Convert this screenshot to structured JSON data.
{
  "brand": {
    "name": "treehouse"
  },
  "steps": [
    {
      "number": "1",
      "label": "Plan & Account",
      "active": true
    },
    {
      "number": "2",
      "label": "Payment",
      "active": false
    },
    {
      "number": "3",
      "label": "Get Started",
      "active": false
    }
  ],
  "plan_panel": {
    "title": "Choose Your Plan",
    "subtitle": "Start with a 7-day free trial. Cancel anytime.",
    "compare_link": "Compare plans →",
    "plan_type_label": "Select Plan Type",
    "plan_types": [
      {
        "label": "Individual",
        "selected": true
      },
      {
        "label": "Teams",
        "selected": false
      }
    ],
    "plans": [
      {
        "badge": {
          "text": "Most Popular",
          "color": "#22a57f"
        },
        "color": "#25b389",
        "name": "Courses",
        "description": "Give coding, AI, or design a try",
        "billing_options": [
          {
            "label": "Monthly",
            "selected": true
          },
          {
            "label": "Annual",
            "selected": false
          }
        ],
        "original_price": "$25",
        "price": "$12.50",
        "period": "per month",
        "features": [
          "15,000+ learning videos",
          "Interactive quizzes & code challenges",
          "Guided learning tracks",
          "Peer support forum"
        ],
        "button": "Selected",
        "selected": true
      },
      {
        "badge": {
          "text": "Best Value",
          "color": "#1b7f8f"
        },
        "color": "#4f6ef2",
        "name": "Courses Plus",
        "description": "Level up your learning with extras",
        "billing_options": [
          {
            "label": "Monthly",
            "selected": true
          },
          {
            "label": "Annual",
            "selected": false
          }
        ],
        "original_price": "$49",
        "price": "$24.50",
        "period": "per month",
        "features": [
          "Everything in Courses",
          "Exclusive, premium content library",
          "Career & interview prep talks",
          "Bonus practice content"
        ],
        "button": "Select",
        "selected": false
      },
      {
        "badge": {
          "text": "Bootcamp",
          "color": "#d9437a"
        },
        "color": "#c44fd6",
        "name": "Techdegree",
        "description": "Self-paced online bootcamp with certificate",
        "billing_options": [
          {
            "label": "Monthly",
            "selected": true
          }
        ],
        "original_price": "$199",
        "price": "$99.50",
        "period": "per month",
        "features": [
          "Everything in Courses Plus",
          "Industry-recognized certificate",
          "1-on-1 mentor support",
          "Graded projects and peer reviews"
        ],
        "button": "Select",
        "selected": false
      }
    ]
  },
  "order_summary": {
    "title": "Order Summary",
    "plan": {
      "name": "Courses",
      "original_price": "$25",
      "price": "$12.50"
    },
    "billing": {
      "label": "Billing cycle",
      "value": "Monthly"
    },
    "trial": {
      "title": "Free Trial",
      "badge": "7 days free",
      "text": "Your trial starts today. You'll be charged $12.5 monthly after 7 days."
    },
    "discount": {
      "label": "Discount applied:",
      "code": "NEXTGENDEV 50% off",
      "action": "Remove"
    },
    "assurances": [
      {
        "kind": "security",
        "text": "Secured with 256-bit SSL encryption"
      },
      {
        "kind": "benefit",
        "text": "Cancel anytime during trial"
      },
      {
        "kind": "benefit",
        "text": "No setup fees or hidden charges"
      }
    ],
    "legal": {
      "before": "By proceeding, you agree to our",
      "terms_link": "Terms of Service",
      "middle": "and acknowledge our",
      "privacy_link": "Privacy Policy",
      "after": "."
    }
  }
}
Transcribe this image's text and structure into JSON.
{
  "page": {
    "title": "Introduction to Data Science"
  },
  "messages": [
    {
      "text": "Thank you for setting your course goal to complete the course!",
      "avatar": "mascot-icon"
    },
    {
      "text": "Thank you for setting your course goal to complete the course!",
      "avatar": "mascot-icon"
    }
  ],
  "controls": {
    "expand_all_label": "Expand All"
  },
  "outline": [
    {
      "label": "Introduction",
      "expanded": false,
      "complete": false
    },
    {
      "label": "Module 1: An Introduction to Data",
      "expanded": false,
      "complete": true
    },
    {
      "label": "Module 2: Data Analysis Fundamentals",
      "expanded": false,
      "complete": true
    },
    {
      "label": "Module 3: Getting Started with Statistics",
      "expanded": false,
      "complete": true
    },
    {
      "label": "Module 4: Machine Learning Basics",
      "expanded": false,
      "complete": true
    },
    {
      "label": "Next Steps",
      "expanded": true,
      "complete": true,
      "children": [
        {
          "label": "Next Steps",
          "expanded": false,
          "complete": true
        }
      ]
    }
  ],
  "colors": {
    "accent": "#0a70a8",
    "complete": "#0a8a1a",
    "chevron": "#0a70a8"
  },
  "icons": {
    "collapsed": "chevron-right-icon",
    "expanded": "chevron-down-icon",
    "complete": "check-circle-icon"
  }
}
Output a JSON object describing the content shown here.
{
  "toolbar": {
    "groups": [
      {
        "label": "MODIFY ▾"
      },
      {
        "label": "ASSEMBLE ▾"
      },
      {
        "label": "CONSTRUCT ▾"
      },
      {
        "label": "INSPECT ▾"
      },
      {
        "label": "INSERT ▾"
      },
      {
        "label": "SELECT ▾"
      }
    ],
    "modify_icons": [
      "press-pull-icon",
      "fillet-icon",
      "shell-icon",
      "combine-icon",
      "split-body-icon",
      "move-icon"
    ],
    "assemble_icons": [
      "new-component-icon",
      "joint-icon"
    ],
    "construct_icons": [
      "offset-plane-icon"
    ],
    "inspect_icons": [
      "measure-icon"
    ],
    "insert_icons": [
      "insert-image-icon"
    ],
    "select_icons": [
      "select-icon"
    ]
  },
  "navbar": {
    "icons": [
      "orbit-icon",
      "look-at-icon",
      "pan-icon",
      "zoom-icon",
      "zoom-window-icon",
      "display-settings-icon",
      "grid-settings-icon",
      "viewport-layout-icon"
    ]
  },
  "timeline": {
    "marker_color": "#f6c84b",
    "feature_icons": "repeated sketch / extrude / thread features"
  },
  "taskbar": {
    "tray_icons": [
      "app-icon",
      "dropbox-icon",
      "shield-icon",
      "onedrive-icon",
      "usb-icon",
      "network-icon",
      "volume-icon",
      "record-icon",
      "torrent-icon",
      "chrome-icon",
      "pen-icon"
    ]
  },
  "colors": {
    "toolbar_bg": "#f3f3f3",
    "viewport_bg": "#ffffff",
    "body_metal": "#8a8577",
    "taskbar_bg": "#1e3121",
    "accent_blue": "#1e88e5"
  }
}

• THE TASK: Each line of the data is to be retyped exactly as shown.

• RESPONSE AREA:
Convert this screenshot to structured JSON data.
{
  "brand": {
    "name": "treehouse"
  },
  "steps": [
    {
      "number": "1",
      "label": "Plan & Account",
      "active": true
    },
    {
      "number": "2",
      "label": "Payment",
      "active": false
    },
    {
      "number": "3",
      "label": "Get Started",
      "active": false
    }
  ],
  "plan_panel": {
    "title": "Choose Your Plan",
    "subtitle": "Start with a 7-day free trial. Cancel anytime.",
    "compare_link": "Compare plans →",
    "plan_type_label": "Select Plan Type",
    "plan_types": [
      {
        "label": "Individual",
        "selected": true
      },
      {
        "label": "Teams",
        "selected": false
      }
    ],
    "plans": [
      {
        "badge": {
          "text": "Most Popular",
          "color": "#22a57f"
        },
        "color": "#25b389",
        "name": "Courses",
        "description": "Give coding, AI, or design a try",
        "billing_options": [
          {
            "label": "Monthly",
            "selected": true
          },
          {
            "label": "Annual",
            "selected": false
          }
        ],
        "original_price": "$25",
        "price": "$12.50",
        "period": "per month",
        "features": [
          "15,000+ learning videos",
          "Interactive quizzes & code challenges",
          "Guided learning tracks",
          "Peer support forum"
        ],
        "button": "Selected",
        "selected": true
      },
      {
        "badge": {
          "text": "Best Value",
          "color": "#1b7f8f"
        },
        "color": "#4f6ef2",
        "name": "Courses Plus",
        "description": "Level up your learning with extras",
        "billing_options": [
          {
            "label": "Monthly",
            "selected": true
          },
          {
            "label": "Annual",
            "selected": false
          }
        ],
        "original_price": "$49",
        "price": "$24.50",
        "period": "per month",
        "features": [
          "Everything in Courses",
          "Exclusive, premium content library",
          "Career & interview prep talks",
          "Bonus practice content"
        ],
        "button": "Select",
        "selected": false
      },
      {
        "badge": {
          "text": "Bootcamp",
          "color": "#d9437a"
        },
        "color": "#c44fd6",
        "name": "Techdegree",
        "description": "Self-paced online bootcamp with certificate",
        "billing_options": [
          {
            "label": "Monthly",
            "selected": true
          }
        ],
        "original_price": "$199",
        "price": "$99.50",
        "period": "per month",
        "features": [
          "Everything in Courses Plus",
          "Industry-recognized certificate",
          "1-on-1 mentor support",
          "Graded projects and peer reviews"
        ],
        "button": "Select",
        "selected": false
      }
    ]
  },
  "order_summary": {
    "title": "Order Summary",
    "plan": {
      "name": "Courses",
      "original_price": "$25",
      "price": "$12.50"
    },
    "billing": {
      "label": "Billing cycle",
      "value": "Monthly"
    },
    "trial": {
      "title": "Free Trial",
      "badge": "7 days free",
      "text": "Your trial starts today. You'll be charged $12.5 monthly after 7 days."
    },
    "discount": {
      "label": "Discount applied:",
      "code": "NEXTGENDEV 50% off",
      "action": "Remove"
    },
    "assurances": [
      {
        "kind": "security",
        "text": "Secured with 256-bit SSL encryption"
      },
      {
        "kind": "benefit",
        "text": "Cancel anytime during trial"
      },
      {
        "kind": "benefit",
        "text": "No setup fees or hidden charges"
      }
    ],
    "legal": {
      "before": "By proceeding, you agree to our",
      "terms_link": "Terms of Service",
      "middle": "and acknowledge our",
      "privacy_link": "Privacy Policy",
      "after": "."
    }
  }
}
Transcribe this image's text and structure into JSON.
{
  "page": {
    "title": "Introduction to Data Science"
  },
  "messages": [
    {
      "text": "Thank you for setting your course goal to complete the course!",
      "avatar": "mascot-icon"
    },
    {
      "text": "Thank you for setting your course goal to complete the course!",
      "avatar": "mascot-icon"
    }
  ],
  "controls": {
    "expand_all_label": "Expand All"
  },
  "outline": [
    {
      "label": "Introduction",
      "expanded": false,
      "complete": false
    },
    {
      "label": "Module 1: An Introduction to Data",
      "expanded": false,
      "complete": true
    },
    {
      "label": "Module 2: Data Analysis Fundamentals",
      "expanded": false,
      "complete": true
    },
    {
      "label": "Module 3: Getting Started with Statistics",
      "expanded": false,
      "complete": true
    },
    {
      "label": "Module 4: Machine Learning Basics",
      "expanded": false,
      "complete": true
    },
    {
      "label": "Next Steps",
      "expanded": true,
      "complete": true,
      "children": [
        {
          "label": "Next Steps",
          "expanded": false,
          "complete": true
        }
      ]
    }
  ],
  "colors": {
    "accent": "#0a70a8",
    "complete": "#0a8a1a",
    "chevron": "#0a70a8"
  },
  "icons": {
    "collapsed": "chevron-right-icon",
    "expanded": "chevron-down-icon",
    "complete": "check-circle-icon"
  }
}
Output a JSON object describing the content shown here.
{
  "toolbar": {
    "groups": [
      {
        "label": "MODIFY ▾"
      },
      {
        "label": "ASSEMBLE ▾"
      },
      {
        "label": "CONSTRUCT ▾"
      },
      {
        "label": "INSPECT ▾"
      },
      {
        "label": "INSERT ▾"
      },
      {
        "label": "SELECT ▾"
      }
    ],
    "modify_icons": [
      "press-pull-icon",
      "fillet-icon",
      "shell-icon",
      "combine-icon",
      "split-body-icon",
      "move-icon"
    ],
    "assemble_icons": [
      "new-component-icon",
      "joint-icon"
    ],
    "construct_icons": [
      "offset-plane-icon"
    ],
    "inspect_icons": [
      "measure-icon"
    ],
    "insert_icons": [
      "insert-image-icon"
    ],
    "select_icons": [
      "select-icon"
    ]
  },
  "navbar": {
    "icons": [
      "orbit-icon",
      "look-at-icon",
      "pan-icon",
      "zoom-icon",
      "zoom-window-icon",
      "display-settings-icon",
      "grid-settings-icon",
      "viewport-layout-icon"
    ]
  },
  "timeline": {
    "marker_color": "#f6c84b",
    "feature_icons": "repeated sketch / extrude / thread features"
  },
  "taskbar": {
    "tray_icons": [
      "app-icon",
      "dropbox-icon",
      "shield-icon",
      "onedrive-icon",
      "usb-icon",
      "network-icon",
      "volume-icon",
      "record-icon",
      "torrent-icon",
      "chrome-icon",
      "pen-icon"
    ]
  },
  "colors": {
    "toolbar_bg": "#f3f3f3",
    "viewport_bg": "#ffffff",
    "body_metal": "#8a8577",
    "taskbar_bg": "#1e3121",
    "accent_blue": "#1e88e5"
  }
}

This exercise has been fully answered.